Tiny moth from Asia spreading fast on Siberian elms in eastern North America

  • September 17, 2018
  • In 2010, moth collector James Vargo began finding numerous specimens of a hitherto unknown pygmy moth in his light traps on his property in Indiana, USA. When handed to Erik van Nieukerken, researcher at Naturalis Biodiversity Center (Leiden, the Netherlands) and specialist in pygmy moths (family Nepticulidae), the scientist failed to identify it as a previously known […]

    How did coyotes conquer North America?

  • May 23, 2018
  • Coyotes now live across North America, from Alaska to Panama, California to Maine. But where they came from, and when, has been debated for decades. Using museum specimens and fossil records, researchers from the North Carolina Museum of Natural Sciences and North Carolina State University have produced a comprehensive (and unprecedented) range history of the […]

    Scientists dive into museum collections to reveal the invasion route of a small crustacean

  • May 8, 2018
  • Biological invasions are widely recognised as one of the most significant components of global change. Far-reaching and fast-spreading, they often have harmful effects on biodiversity. Therefore, acquiring knowledge of potentially invasive non-native species is crucial in current research. In particular, it is important that we enhance our understanding of the impact of such invasions. To […]

    Double trouble: Invasive insect species overlooked as a result of a shared name

  • February 8, 2018
  • An invasive leaf-mining moth, feeding on cornelian cherry, has been gradually expanding its distributional range from its native Central Europe northwards for a period likely longer than 60 years. During that period, it has remained under the cover of a taxonomic confusion, while going by a name shared with another species that feeds on common […]

    A race against pine: Wood-boring wasp in North America threatened by a Eurasian invader

  • January 22, 2018
  • Invasive species have diverse impacts in different locations, including biodiversity loss, as a result of native species being outcompeted for similar resources. A U.S. research team, led by Dr. Ann Hajek, Cornell University, studied the case of an aggressive Eurasian woodwasp that has recently established in North America and poses a threat to a native species. […]

    Poison ivy an unlikely hero in warding off exotic invaders?

  • November 14, 2017
  • Dozens of studies have looked at the effects of Japanese knotweed on natural communities in Europe and North America. Yet Bucknell University professor Chris Martine still felt there was something important to learn about what the plant was doing along the river in his own backyard. “The more time I spent in the forests along the Susquehanna […]

    Invasive alien plant control assessed for the Kruger National Park in South Africa

  • June 6, 2017
  • Along with urban and agricultural encroachment and pollution mitigation, managing invasive alien species is a key intervention needed to protect biodiversity. Unfortunately, on a global scale there are not enough funds to meet the requirements for effective conservation everywhere, which means that scarce funds need to be allocated where they can be used most efficiently. […]
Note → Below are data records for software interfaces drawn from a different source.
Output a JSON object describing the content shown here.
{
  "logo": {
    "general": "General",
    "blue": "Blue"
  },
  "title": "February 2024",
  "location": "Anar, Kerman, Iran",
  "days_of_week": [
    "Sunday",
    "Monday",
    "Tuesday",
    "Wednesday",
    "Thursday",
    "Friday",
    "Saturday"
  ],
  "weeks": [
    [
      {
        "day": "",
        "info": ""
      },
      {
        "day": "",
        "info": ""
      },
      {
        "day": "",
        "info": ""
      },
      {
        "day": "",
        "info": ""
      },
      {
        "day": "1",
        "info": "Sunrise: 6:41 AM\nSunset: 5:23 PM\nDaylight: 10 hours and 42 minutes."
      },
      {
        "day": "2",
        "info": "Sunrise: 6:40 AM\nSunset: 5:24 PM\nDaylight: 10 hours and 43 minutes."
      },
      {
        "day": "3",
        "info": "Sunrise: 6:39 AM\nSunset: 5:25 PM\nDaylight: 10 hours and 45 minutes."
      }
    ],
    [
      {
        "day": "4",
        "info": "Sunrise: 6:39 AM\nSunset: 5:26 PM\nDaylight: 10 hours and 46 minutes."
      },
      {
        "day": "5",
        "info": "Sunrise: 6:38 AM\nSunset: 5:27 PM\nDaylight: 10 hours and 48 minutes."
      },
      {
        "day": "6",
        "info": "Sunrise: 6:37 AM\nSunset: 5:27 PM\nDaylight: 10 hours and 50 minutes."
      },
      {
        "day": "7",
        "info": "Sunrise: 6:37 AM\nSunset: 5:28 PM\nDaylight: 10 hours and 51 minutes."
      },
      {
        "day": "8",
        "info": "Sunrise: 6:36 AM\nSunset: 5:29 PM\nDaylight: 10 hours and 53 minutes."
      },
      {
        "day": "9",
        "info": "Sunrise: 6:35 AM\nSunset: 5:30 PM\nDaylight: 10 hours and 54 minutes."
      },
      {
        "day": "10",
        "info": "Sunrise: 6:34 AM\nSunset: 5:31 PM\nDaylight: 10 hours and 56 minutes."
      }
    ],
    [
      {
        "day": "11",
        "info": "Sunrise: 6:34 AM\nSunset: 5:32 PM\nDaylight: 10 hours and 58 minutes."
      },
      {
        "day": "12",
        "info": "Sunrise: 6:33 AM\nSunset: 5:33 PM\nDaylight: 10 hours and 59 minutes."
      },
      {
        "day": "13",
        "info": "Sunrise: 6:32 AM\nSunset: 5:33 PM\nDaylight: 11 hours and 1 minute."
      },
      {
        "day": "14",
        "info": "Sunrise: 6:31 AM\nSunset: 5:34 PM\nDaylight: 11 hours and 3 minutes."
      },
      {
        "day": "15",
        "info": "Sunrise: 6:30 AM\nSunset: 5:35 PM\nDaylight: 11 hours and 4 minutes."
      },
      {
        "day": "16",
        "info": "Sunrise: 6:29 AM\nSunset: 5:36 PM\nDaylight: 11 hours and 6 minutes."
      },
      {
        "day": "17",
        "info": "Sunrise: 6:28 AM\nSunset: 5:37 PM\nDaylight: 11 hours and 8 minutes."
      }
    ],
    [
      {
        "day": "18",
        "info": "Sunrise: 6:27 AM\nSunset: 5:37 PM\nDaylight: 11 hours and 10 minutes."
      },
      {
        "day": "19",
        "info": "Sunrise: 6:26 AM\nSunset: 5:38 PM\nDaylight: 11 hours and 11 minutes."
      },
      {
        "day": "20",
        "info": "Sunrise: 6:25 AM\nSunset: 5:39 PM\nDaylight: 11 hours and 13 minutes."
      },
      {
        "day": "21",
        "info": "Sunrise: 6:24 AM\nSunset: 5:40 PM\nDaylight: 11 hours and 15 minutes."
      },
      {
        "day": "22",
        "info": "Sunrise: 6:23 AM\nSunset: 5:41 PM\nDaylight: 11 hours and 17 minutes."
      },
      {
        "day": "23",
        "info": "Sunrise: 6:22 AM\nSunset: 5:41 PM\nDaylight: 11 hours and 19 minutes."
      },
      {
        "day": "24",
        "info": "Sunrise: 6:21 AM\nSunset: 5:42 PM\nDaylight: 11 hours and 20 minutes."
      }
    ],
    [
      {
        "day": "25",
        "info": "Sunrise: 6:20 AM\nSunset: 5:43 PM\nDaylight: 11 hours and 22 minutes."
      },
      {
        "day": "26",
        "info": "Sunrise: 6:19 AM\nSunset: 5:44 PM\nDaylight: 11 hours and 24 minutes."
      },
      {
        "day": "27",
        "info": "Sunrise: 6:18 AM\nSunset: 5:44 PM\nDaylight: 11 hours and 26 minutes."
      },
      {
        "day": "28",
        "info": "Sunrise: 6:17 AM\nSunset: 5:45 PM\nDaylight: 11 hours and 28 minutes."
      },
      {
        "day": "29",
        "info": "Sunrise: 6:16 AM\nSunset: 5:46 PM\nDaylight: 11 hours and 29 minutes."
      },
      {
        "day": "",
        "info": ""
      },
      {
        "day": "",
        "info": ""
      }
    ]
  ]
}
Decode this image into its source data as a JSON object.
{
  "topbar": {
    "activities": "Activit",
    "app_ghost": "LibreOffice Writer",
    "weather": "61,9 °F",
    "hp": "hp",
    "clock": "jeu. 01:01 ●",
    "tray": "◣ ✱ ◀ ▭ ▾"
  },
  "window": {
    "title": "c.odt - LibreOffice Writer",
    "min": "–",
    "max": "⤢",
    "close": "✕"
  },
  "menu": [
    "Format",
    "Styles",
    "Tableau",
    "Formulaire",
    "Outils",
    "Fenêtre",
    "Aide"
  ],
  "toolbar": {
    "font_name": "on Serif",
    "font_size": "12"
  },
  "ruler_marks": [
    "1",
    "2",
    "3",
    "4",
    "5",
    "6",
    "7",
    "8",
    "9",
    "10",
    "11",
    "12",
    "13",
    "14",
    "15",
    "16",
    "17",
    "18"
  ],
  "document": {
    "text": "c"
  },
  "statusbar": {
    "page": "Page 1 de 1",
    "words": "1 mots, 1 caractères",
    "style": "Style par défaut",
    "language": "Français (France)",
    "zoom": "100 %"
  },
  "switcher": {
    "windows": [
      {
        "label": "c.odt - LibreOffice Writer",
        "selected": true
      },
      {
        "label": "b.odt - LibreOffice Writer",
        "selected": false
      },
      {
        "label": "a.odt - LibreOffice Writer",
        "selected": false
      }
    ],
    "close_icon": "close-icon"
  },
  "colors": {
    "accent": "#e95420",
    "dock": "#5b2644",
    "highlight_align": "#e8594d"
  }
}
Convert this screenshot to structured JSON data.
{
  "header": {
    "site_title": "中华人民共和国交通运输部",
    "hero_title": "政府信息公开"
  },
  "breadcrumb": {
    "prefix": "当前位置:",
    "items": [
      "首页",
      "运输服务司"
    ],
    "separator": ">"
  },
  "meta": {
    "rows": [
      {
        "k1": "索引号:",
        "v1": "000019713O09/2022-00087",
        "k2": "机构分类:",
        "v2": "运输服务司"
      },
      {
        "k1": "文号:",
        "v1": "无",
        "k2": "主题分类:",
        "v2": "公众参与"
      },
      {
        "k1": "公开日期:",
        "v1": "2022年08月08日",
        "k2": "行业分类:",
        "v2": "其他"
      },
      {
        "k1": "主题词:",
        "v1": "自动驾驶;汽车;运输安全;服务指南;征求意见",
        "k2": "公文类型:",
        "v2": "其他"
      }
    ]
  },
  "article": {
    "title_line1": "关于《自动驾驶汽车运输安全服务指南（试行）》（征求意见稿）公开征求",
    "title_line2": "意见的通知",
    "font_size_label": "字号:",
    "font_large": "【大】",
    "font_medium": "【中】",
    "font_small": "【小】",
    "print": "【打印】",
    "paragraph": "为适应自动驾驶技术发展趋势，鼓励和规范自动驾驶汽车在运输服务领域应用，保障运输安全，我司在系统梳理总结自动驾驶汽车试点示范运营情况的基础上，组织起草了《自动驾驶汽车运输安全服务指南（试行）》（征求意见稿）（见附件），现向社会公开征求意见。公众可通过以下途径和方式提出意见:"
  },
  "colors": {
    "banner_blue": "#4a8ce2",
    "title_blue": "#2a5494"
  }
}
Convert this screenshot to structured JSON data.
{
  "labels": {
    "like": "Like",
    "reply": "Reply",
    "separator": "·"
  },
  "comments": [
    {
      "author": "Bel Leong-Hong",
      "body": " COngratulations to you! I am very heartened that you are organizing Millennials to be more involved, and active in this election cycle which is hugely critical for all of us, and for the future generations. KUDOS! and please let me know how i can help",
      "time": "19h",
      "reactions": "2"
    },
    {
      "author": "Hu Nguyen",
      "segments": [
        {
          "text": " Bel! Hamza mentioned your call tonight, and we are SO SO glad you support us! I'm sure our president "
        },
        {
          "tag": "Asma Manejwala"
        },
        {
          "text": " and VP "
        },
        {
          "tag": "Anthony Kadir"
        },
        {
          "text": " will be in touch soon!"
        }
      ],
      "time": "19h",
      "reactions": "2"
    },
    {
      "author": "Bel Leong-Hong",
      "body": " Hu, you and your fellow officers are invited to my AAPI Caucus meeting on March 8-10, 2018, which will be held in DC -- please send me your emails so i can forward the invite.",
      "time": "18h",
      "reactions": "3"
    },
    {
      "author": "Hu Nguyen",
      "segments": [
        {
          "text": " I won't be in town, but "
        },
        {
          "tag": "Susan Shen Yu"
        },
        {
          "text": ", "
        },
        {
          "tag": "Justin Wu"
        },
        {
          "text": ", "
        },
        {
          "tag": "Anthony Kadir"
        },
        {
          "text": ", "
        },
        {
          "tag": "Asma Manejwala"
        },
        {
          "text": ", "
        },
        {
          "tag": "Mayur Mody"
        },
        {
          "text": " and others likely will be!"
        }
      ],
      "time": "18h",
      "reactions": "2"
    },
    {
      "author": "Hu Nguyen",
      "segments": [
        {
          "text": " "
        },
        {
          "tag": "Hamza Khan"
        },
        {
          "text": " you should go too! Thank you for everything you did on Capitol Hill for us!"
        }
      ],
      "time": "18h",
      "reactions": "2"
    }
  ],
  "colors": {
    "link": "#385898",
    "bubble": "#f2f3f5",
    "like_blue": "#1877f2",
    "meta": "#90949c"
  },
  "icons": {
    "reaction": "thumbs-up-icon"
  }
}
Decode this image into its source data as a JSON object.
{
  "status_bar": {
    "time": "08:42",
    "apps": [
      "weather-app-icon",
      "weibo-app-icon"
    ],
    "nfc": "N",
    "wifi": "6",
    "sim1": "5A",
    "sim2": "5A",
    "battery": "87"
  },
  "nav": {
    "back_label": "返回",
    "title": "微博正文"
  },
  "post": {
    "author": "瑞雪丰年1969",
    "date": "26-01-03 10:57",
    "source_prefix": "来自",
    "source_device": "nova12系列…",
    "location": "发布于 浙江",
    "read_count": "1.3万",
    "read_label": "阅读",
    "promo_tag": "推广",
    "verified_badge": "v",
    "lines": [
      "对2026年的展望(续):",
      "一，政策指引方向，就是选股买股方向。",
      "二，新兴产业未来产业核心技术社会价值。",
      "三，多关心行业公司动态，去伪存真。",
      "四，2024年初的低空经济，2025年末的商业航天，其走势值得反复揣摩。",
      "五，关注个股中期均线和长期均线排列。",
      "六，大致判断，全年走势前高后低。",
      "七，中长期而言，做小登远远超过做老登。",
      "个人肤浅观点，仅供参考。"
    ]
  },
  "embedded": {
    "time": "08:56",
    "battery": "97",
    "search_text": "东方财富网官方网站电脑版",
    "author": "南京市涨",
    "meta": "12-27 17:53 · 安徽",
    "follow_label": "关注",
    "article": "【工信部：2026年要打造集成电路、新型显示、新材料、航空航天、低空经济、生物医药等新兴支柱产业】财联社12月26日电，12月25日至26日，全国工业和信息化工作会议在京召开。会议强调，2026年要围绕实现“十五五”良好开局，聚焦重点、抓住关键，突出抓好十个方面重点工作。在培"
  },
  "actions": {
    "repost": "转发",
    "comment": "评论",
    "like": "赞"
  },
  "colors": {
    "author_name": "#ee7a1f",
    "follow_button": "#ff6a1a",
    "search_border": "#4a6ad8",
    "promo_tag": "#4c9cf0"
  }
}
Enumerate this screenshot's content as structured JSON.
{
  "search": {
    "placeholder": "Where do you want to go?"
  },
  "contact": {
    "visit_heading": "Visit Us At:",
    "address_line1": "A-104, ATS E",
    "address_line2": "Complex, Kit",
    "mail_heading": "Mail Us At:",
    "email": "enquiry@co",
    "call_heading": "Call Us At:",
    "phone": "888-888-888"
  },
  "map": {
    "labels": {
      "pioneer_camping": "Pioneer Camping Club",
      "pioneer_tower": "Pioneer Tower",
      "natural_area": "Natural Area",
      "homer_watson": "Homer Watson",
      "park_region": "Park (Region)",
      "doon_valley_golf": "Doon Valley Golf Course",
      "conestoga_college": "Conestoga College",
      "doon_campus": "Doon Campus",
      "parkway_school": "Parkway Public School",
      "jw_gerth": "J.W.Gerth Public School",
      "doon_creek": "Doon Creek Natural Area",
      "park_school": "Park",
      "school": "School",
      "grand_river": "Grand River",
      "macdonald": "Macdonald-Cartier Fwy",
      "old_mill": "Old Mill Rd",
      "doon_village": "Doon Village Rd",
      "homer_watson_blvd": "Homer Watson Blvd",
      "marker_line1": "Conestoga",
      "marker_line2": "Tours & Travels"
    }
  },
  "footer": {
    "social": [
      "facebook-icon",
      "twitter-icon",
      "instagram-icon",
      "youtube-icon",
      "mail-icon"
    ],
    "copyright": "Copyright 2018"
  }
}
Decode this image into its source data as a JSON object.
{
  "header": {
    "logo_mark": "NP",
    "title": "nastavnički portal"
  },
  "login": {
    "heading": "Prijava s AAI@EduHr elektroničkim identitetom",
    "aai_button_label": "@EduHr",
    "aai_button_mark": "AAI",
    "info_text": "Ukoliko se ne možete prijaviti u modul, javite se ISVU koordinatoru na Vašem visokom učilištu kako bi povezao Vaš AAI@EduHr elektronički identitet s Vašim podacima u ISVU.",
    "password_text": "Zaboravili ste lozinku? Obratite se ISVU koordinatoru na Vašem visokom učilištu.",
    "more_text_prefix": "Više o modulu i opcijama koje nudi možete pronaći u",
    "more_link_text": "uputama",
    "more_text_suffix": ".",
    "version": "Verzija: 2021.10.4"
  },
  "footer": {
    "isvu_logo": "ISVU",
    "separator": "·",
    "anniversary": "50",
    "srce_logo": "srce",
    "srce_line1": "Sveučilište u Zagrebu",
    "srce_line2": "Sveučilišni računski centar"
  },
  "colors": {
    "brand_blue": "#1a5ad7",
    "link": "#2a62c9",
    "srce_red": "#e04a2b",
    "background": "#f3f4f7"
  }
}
    Long-distance survival: Effects of storage time and environmental exposure on soil bugs

  • January 5, 2017
  • Contaminated soil frequently arrives at the borders through transported items, and is widely recognised as a vector for non-native species, potentially threatening the local agriculture, horticulture and natural ecosystems. However, although soil is the target of management practices that aim to minimise the spread of invasive alien species, crucial knowledge of the biosecurity hazards that […]